Foraging behaviour and feeding ecology of the Black-cheeked Lovebird Agapornis nigrigenis in Zambia
AbstractForaging behaviour and feeding ecology of the Black-cheeked Lovebird Agapornis nigrigenis were studied in Zambia. The birds fed on at least 39 species, and food items included seeds, leaves, flowers (especially nectar), fruit pulp, invertebrates, bark, lichen and resin. Terrestrial foraging was dominant, whereas arboreal foraging varied seasonally and in relation to availability. Food preferences were varied and there was no dependence on a limiting or particular food resource. Foraging activity peaked in early morning and late afternoon. Foraging flocks normally comprised solely Black-cheeked Lovebirds but 40 different bird species were recorded feeding with the lovebirds at different times. Flocks favoured certain locations to forage but their clumped distribution within a highly localised range did not appear to be correlated with food resources.
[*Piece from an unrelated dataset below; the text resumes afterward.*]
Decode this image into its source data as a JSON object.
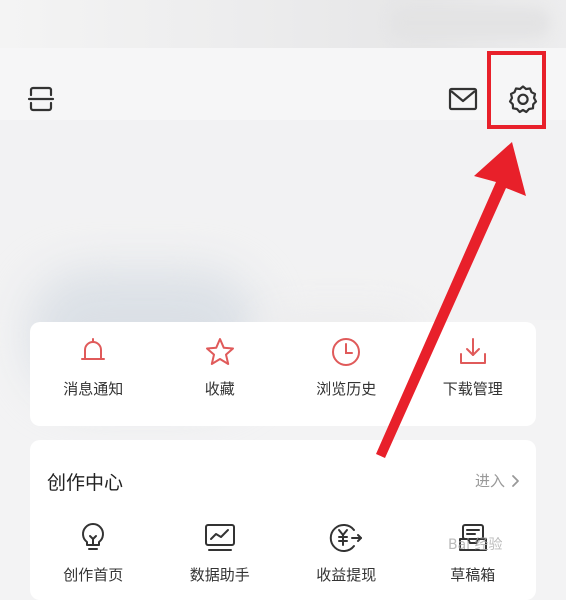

Implications of feeding ecology for conservation management are discussed.
Ostrich 2005, 76(3&4): 118–129